* Data shown:
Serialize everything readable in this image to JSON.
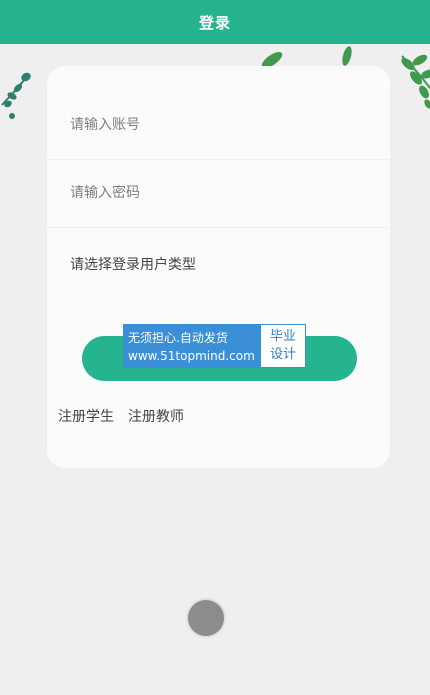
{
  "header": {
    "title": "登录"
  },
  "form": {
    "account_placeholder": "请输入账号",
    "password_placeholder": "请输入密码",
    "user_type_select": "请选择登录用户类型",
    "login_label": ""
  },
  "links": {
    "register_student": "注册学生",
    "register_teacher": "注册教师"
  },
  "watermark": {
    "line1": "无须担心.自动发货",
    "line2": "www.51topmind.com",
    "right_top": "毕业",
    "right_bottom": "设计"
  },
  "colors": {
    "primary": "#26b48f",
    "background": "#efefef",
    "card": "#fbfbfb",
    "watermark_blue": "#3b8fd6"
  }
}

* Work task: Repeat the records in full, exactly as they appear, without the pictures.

* Answer section:
Serialize everything readable in this image to JSON.
{
  "header": {
    "title": "登录"
  },
  "form": {
    "account_placeholder": "请输入账号",
    "password_placeholder": "请输入密码",
    "user_type_select": "请选择登录用户类型",
    "login_label": ""
  },
  "links": {
    "register_student": "注册学生",
    "register_teacher": "注册教师"
  },
  "watermark": {
    "line1": "无须担心.自动发货",
    "line2": "www.51topmind.com",
    "right_top": "毕业",
    "right_bottom": "设计"
  },
  "colors": {
    "primary": "#26b48f",
    "background": "#efefef",
    "card": "#fbfbfb",
    "watermark_blue": "#3b8fd6"
  }
}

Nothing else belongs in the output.